Lord Of The Game Of The Ring Of Thrones | Museum Of Comedy | 31 Jan
Hurrah, on to our second set of short runs, and I must confess that the fact that this entertaining show is set to be performed on my birthday played a small part in my choosing to add it to this week's tip sheet. And to be honest, having had my birthday darkened and devalued by the whole Brexit shenanigans, I need reasons to be cheerful. And here it is. It's exactly what you would probably expect from a show with this kind of title - an improv troupe will improvise you an epic adventure. And they are actually not doing it just once but the dates are a bit sporadic (though roughly monthly, I think), so take a look yourself when you click on this link to find out more.

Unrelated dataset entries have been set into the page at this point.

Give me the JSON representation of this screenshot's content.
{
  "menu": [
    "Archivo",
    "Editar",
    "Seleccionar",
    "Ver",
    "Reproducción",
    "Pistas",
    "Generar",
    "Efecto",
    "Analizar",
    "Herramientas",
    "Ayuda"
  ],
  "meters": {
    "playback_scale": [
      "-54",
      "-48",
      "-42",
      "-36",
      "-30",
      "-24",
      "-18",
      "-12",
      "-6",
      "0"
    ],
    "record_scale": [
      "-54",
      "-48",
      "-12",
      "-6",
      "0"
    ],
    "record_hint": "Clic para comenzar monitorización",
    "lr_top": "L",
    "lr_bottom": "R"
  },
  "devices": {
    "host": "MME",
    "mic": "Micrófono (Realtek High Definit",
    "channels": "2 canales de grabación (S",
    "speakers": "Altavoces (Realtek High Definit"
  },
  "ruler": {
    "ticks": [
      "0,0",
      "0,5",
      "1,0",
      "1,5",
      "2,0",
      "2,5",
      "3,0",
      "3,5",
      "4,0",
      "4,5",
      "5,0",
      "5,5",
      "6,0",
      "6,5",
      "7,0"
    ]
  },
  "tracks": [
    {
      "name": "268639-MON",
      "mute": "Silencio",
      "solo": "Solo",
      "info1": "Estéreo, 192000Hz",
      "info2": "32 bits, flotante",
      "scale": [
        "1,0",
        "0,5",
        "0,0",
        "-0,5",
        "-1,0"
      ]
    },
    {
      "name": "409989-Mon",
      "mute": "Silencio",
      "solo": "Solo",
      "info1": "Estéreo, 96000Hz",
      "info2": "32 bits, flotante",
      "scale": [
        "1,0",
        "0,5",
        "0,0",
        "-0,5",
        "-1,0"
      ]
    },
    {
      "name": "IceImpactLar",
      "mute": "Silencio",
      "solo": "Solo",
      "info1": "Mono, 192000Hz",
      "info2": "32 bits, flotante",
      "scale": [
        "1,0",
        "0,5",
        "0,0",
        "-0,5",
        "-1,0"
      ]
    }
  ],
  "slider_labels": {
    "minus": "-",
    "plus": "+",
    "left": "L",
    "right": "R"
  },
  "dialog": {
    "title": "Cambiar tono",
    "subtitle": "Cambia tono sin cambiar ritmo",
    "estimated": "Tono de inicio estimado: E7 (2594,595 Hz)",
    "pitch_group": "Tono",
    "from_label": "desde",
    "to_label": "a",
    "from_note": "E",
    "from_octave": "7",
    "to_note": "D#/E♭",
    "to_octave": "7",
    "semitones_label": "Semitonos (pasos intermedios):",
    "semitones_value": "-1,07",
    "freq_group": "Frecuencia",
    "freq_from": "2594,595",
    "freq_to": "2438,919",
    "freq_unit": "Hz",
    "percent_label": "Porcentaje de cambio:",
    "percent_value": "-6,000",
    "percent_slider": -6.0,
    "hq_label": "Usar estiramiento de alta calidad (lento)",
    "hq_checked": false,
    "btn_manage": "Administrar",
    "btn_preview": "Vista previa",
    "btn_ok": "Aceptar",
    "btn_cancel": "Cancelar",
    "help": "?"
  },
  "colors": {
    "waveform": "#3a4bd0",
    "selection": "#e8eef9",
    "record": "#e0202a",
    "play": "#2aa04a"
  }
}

The Wright Brothers | Pleasance Theatre | 3-8 Feb
"Imani is on a journey to find a date for her sister's wedding, although she's not been interested in meeting anyone since her last relationship ended. However with only three weeks until the wedding, the pressure from friends and family is on! Enter three brothers with very different characteristics: money, looks and personality - which one will win her over?" A fun sounding show written by Tyrone-Lee Davis and Kieran Shekoni of 'Ty And Ky Show' fame, starring Paigey Cakey as Imani. See the venue website here for info.

The Death Show | Camden People's Theatre | 30 Jan-1 Feb (pictured)
And for our last tip of the day, we head over to Camden People's Theatre for something with a slightly grim title but that promises to be great: Lucy Nicholls and Antonia Beck present a funny, surreal, reflective and honest show about death. "Climb aboard the coffin and embark on a journey of discovery, as we journey into the unknown on a quest to understand society's fear of death and why we struggle to accept our own mortality. This entertaining, playful and poignant show is as much about contemplating death as it is about reflecting on the importance of living life to the full". See this page here for details.
At TW:CULTURE we champion the best in culture.

ThisWeek London is your guide to culture in London.

ThreeWeeks Edinburgh is your guide to Edinburgh's festivals.

TW:DIY is your guide to doing cultural stuff.

© UnLimited Media, a division of 3CM Enterprises Ltd

UnLimited Media, Kemp House, 152 City Road, London EC1V 2NX
t: 020 7099 9050 (editorial) 020 7099 9060 (sales)

Send Edinburgh press releases to

Send London press releases to

You can read our Privacy & Data Policy here |